*Data for this exercise:*
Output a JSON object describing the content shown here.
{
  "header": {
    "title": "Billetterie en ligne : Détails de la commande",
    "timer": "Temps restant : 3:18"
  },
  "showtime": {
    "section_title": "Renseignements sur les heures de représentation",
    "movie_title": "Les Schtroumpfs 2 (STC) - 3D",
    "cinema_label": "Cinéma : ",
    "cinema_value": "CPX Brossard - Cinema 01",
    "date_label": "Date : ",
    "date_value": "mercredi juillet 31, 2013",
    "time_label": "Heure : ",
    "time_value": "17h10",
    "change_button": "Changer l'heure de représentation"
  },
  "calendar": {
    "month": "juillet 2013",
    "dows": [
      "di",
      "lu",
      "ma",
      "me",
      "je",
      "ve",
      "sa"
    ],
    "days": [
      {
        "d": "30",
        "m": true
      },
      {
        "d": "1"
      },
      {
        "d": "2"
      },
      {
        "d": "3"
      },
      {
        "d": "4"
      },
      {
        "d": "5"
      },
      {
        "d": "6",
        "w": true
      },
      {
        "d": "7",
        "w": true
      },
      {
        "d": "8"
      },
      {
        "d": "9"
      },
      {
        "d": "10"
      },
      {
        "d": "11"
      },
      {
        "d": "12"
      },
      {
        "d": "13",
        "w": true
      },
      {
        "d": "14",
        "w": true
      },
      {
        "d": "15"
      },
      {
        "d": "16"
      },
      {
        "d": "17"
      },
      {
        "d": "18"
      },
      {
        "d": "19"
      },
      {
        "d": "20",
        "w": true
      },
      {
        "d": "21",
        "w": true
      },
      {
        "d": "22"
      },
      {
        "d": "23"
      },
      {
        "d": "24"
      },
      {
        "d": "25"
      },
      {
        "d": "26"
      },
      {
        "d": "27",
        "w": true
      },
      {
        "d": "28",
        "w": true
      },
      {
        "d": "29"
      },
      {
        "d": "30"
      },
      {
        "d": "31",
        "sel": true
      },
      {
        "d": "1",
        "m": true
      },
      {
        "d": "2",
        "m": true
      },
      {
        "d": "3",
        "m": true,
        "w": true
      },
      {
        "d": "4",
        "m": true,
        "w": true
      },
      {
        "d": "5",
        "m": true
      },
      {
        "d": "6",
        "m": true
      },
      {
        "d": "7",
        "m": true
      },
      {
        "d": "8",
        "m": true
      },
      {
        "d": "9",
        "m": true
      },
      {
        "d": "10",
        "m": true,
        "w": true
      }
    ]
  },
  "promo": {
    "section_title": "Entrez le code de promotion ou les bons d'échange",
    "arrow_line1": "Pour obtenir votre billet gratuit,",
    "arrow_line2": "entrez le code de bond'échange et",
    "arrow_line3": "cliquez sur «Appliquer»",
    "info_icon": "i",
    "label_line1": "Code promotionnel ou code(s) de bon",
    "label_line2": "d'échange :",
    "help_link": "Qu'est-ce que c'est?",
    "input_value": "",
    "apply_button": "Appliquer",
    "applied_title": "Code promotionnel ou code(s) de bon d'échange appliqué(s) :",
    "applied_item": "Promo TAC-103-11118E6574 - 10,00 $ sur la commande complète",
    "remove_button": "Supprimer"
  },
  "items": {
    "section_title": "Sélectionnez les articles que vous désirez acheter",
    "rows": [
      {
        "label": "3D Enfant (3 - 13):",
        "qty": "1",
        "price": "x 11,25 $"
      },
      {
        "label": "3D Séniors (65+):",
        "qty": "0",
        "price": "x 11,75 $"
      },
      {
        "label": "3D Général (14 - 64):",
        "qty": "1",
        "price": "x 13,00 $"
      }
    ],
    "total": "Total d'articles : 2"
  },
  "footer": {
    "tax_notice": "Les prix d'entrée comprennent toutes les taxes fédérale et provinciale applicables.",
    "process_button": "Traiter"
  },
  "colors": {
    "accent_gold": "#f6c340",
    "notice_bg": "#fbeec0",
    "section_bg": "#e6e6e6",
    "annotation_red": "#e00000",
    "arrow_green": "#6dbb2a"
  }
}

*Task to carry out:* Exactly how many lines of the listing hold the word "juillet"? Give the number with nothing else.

*Result below:* 2